*** EXCERPTED RECORDS Section Begins ***

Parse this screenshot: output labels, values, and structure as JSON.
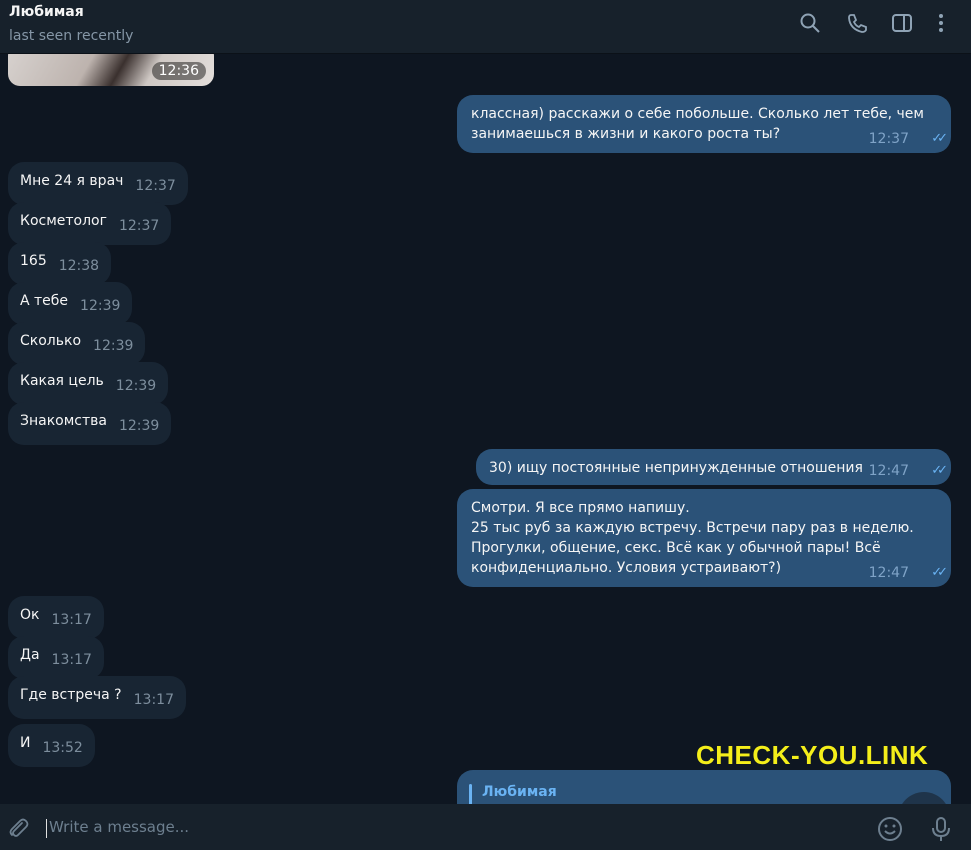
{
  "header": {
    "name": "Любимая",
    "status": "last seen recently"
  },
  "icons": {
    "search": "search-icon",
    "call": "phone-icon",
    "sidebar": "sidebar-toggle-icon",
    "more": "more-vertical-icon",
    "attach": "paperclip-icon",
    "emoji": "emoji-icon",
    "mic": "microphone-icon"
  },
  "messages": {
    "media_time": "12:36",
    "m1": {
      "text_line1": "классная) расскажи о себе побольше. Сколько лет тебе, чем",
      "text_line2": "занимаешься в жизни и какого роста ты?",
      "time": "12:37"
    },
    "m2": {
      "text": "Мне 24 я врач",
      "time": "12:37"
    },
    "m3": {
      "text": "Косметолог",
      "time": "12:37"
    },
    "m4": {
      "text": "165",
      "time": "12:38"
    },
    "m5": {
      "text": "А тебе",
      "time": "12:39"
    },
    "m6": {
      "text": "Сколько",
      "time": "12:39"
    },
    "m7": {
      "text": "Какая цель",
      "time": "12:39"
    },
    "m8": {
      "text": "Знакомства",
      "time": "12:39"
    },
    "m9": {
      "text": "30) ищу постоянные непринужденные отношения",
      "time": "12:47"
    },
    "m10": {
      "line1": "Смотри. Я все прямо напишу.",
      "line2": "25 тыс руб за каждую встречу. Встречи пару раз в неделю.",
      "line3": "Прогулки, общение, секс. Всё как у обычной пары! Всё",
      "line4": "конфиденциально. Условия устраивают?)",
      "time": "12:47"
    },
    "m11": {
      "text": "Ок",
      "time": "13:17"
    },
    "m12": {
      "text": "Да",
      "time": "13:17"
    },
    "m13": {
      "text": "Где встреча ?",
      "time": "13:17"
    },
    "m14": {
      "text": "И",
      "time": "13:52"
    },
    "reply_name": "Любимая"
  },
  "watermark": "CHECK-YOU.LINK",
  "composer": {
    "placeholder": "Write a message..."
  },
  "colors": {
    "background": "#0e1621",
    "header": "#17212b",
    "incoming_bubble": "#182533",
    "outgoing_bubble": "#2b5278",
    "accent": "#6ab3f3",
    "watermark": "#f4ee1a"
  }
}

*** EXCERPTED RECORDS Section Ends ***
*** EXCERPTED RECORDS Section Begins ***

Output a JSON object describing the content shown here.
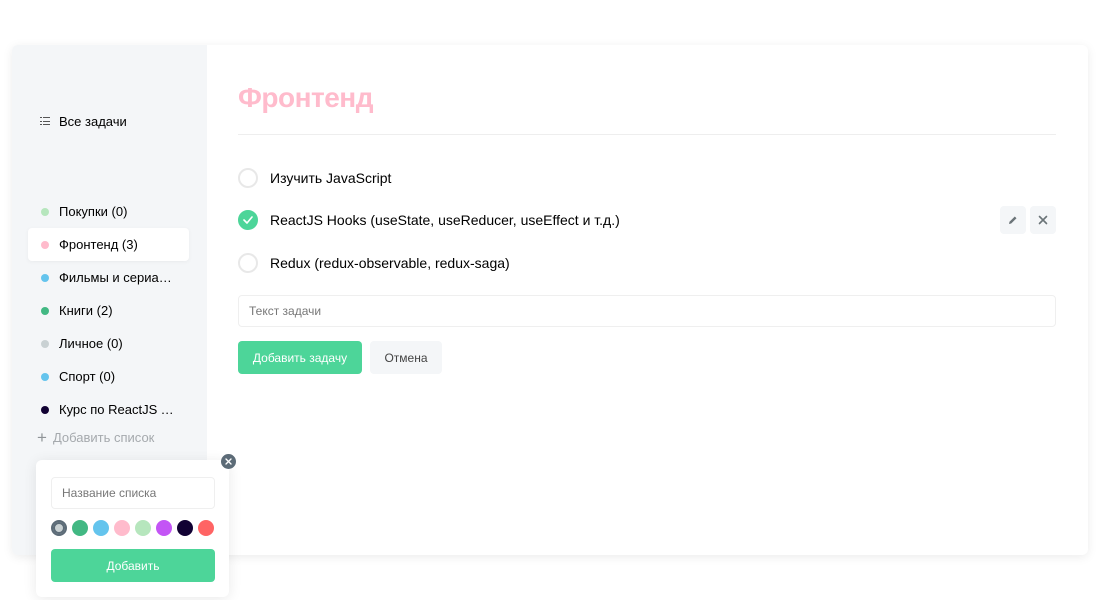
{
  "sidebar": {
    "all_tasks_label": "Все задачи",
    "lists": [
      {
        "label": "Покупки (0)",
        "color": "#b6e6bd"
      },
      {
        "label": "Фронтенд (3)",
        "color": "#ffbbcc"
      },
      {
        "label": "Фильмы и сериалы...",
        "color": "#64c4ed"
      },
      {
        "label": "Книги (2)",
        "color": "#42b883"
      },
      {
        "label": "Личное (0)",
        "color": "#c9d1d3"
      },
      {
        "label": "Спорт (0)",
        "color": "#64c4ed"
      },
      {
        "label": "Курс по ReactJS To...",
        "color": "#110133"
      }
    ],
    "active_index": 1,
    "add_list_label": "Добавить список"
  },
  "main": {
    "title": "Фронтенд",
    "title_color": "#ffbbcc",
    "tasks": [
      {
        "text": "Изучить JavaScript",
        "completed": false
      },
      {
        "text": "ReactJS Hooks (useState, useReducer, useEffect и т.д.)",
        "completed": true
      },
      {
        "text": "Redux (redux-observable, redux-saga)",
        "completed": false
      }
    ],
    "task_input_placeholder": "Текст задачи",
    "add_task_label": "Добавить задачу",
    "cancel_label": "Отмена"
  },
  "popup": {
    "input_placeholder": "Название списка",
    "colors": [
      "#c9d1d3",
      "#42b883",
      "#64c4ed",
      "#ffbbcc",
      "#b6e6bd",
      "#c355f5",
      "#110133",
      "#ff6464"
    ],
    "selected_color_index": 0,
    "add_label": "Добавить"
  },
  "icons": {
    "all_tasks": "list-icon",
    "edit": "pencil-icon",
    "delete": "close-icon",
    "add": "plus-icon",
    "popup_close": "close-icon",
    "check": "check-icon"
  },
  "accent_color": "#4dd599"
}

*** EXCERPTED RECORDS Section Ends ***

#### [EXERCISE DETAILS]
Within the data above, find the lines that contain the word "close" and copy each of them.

#### [EXERCISE ANSWER]
    "delete": "close-icon",
    "popup_close": "close-icon",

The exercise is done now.